This Patient Safety Alert advises to healthcare organisations how to minimise the risks associated with administering intravenous infusions to children.
The development of fluid-induced hyponatraemia (a plasma sodium of less than 135mmol/L) in the previously well child undergoing elective surgery or with mild illness may not be well recognised by clinicians.
Since 2000, there have been four child deaths (and one near miss) following neurological injury from hospital-acquired hyponatraemia reported in the UK. International literature cites more than 50 cases of serious injury or child death from the same cause, and associated with the administration of hypotonic infusions.
Healthcare organisations should take the following actions:
- Remove sodium chloride 0.18% with glucose 4% intravenous infusions from stock and general use in areas that treat children. Suitable alternatives must be available. Restrict availability of these intravenous infusions to critical care and specialist wards.

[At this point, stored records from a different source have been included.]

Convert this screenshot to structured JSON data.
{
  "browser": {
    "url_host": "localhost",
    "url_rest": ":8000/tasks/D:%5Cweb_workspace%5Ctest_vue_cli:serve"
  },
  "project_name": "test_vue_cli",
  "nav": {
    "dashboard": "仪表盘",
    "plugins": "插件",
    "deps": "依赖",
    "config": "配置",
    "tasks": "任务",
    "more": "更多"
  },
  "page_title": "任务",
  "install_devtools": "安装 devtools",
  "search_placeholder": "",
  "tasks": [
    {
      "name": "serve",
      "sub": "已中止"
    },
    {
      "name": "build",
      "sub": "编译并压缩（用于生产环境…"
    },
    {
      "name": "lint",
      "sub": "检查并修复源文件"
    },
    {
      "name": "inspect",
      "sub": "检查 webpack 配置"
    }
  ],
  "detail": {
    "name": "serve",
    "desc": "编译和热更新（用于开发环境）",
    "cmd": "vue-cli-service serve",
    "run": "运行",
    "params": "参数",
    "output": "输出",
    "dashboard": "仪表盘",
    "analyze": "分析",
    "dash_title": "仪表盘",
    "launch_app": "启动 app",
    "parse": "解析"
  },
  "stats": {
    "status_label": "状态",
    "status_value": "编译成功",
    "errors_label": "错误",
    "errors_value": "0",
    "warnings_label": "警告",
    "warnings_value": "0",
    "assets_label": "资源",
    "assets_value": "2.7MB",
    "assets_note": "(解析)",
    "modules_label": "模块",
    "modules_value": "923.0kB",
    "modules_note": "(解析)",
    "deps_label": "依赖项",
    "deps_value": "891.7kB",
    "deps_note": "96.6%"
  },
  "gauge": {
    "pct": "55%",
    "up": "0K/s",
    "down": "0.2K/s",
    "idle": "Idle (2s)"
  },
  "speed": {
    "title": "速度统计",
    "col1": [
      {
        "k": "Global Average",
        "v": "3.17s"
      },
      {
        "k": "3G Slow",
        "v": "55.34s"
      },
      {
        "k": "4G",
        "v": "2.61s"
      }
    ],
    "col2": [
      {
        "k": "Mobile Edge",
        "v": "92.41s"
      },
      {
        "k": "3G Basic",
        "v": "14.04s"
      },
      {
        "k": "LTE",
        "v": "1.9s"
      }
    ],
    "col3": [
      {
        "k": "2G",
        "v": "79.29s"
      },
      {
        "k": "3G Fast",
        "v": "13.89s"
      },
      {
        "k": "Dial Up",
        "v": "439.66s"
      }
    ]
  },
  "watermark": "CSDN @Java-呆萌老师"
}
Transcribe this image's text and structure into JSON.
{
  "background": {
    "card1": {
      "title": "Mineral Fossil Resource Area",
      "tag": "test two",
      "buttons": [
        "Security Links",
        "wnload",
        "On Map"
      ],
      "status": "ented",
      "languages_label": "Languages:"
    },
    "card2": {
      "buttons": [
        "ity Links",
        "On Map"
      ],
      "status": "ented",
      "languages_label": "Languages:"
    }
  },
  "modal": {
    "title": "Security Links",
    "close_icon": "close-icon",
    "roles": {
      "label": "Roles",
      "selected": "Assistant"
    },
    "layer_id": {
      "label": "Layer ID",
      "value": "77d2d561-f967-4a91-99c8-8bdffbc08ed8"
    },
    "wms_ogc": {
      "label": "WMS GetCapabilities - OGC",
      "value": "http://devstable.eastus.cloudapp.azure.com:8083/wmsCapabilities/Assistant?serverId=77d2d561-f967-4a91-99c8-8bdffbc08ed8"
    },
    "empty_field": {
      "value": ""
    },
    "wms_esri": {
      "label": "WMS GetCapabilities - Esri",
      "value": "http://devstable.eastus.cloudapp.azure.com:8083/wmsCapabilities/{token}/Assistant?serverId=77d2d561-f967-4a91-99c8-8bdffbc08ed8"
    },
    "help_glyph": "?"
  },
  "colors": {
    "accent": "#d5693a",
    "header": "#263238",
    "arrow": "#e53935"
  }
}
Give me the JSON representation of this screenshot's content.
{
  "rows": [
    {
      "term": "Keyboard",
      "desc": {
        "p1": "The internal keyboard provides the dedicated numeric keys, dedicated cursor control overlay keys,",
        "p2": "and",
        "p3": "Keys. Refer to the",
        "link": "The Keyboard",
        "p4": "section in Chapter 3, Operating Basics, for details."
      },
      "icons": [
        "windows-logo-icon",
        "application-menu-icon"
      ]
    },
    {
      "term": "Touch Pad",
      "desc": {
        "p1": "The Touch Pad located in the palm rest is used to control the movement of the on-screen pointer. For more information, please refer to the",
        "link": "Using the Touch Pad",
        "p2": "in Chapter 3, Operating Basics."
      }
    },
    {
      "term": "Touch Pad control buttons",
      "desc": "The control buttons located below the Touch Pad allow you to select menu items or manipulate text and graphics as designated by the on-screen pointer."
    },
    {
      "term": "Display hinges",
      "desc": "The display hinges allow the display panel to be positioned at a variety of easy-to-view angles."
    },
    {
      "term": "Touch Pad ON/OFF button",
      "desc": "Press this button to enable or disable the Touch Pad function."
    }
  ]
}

- Produce and disseminate clinical guidelines for the fluid management of paediatric patients.
- Provide adequate staff training and supervision.
- Review and improve the design of existing intravenous fluid prescriptions and fluid balance charts for children.
- Promote the reporting of hospital-acquired hyponatraemia incidents via local risk management reporting systems. Implement an audit programme.
Although the deadline for actions has passed, this guidance remains best practice. It should be followed to prevent future patient safety incidents.
Related guidance from The National Institute for Health and Clinical Excellence (NICE)
In June 2010, NICE published guidance on the management of bacterial meningitis and meningococcal septicaemia in children and young people younger than 16 years in primary and secondary care.
This guidance contains recommendations on the use of fluids for bacterial meningitis and intravenous fluid resuscitation in meningococcal septicaemia. The NICE clinical guideline makes recommendations specifically related to the use of intravenous fluids in children with raised intracranial pressure and increased antidiuretic hormone secretion.
The NRLS has commissioned a free e-learning module to support staff training.